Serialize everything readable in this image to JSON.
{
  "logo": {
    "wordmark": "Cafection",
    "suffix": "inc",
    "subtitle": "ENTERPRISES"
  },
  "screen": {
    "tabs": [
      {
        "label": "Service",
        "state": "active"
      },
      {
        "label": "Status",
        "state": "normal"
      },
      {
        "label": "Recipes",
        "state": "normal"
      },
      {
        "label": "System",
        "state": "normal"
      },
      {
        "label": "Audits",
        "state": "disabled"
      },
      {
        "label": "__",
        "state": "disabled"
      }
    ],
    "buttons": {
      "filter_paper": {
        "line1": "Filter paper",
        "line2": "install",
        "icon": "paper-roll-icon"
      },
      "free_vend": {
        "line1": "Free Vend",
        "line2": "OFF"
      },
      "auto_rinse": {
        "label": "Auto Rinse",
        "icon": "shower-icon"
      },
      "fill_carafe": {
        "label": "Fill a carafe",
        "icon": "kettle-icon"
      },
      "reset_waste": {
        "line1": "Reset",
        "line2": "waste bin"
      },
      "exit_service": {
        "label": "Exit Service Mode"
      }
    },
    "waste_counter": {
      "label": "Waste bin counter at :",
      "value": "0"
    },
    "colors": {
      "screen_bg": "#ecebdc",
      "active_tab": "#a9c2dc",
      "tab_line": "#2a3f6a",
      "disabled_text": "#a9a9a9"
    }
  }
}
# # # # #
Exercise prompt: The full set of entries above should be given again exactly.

Result:
Serialize everything readable in this image to JSON.
{
  "logo": {
    "wordmark": "Cafection",
    "suffix": "inc",
    "subtitle": "ENTERPRISES"
  },
  "screen": {
    "tabs": [
      {
        "label": "Service",
        "state": "active"
      },
      {
        "label": "Status",
        "state": "normal"
      },
      {
        "label": "Recipes",
        "state": "normal"
      },
      {
        "label": "System",
        "state": "normal"
      },
      {
        "label": "Audits",
        "state": "disabled"
      },
      {
        "label": "__",
        "state": "disabled"
      }
    ],
    "buttons": {
      "filter_paper": {
        "line1": "Filter paper",
        "line2": "install",
        "icon": "paper-roll-icon"
      },
      "free_vend": {
        "line1": "Free Vend",
        "line2": "OFF"
      },
      "auto_rinse": {
        "label": "Auto Rinse",
        "icon": "shower-icon"
      },
      "fill_carafe": {
        "label": "Fill a carafe",
        "icon": "kettle-icon"
      },
      "reset_waste": {
        "line1": "Reset",
        "line2": "waste bin"
      },
      "exit_service": {
        "label": "Exit Service Mode"
      }
    },
    "waste_counter": {
      "label": "Waste bin counter at :",
      "value": "0"
    },
    "colors": {
      "screen_bg": "#ecebdc",
      "active_tab": "#a9c2dc",
      "tab_line": "#2a3f6a",
      "disabled_text": "#a9a9a9"
    }
  }
}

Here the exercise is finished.